§ **YOUR GOAL**
Locate the string "detail" in the records below. Copy every line where it occurs.

(Component data from apps and pages)
[Start of section]

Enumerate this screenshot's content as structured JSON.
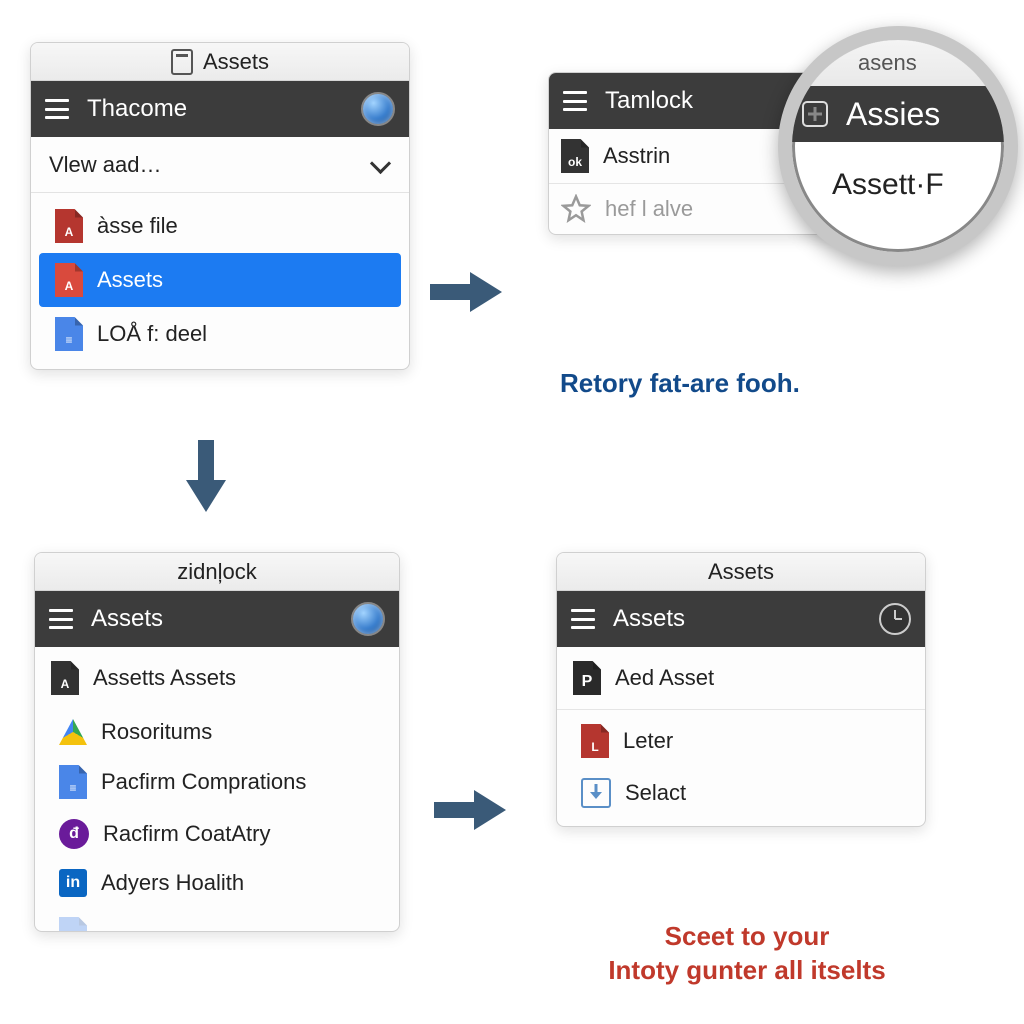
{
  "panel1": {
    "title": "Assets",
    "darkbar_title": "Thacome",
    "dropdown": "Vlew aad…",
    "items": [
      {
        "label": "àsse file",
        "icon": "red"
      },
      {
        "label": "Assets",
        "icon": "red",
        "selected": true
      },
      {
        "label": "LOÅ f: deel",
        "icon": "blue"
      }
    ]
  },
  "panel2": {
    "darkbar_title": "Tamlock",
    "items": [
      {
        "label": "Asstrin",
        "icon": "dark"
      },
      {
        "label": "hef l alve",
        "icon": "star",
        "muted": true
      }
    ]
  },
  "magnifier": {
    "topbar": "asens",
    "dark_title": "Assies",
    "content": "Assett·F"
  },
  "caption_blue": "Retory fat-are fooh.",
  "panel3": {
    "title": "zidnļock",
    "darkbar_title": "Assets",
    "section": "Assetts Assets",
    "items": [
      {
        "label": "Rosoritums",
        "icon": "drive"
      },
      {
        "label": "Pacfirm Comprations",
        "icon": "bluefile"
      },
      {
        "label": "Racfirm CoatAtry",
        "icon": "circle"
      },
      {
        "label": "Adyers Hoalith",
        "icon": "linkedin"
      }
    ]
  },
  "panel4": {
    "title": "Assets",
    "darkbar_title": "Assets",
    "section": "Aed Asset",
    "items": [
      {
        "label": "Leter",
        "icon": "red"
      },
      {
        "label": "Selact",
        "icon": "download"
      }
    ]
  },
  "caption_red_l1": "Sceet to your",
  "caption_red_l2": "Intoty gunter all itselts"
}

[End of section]
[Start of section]

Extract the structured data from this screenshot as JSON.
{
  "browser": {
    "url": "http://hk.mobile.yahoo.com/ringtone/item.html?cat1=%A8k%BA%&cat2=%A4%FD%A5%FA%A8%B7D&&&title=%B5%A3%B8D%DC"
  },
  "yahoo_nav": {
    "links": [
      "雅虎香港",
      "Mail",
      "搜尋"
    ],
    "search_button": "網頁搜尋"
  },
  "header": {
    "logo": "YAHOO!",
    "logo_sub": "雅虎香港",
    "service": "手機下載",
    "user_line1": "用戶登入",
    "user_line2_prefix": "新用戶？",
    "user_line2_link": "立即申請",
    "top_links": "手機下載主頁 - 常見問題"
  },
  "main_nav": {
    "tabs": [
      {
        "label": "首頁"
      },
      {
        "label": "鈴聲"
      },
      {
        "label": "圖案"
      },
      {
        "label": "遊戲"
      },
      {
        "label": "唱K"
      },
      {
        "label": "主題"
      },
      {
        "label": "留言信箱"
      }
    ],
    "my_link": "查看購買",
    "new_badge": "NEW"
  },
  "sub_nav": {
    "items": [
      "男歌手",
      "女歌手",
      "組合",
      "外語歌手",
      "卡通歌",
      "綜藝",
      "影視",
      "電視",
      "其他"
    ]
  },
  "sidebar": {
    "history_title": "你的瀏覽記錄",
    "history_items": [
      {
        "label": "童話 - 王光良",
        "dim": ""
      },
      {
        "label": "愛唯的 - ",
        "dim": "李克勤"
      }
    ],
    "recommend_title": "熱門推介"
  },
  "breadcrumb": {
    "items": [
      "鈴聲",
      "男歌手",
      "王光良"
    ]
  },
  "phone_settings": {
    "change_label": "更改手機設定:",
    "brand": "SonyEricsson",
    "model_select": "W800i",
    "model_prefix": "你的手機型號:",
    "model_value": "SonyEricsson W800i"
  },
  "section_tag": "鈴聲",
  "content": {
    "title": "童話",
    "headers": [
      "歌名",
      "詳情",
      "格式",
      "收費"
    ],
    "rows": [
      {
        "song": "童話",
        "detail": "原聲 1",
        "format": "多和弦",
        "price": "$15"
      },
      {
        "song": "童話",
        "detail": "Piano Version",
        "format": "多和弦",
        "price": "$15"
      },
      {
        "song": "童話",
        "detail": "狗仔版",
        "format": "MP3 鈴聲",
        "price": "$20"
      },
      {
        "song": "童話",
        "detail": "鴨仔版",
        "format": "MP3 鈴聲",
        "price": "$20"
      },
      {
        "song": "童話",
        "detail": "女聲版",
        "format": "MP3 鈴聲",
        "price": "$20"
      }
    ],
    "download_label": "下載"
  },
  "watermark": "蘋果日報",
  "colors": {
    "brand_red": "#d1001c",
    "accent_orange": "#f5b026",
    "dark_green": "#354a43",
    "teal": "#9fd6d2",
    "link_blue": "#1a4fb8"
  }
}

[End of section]
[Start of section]

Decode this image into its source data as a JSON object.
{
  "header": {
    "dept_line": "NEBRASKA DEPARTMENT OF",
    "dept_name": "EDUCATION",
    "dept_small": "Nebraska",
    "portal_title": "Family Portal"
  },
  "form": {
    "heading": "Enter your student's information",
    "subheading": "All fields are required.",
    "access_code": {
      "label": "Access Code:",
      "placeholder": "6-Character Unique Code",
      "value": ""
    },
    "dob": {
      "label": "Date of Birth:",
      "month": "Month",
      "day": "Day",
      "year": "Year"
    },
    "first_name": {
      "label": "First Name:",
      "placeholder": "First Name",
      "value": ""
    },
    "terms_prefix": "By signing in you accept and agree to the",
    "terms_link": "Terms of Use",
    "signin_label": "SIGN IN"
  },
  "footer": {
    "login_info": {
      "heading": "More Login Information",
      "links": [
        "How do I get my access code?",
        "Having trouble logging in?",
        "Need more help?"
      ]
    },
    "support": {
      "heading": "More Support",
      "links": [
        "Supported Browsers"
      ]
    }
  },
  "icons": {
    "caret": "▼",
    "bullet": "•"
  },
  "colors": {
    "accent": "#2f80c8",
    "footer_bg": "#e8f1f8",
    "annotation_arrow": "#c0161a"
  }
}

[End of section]

§ **RESULT FOR THIS TASK**
        "detail": "原聲 1",
        "detail": "Piano Version",
        "detail": "狗仔版",
        "detail": "鴨仔版",
        "detail": "女聲版",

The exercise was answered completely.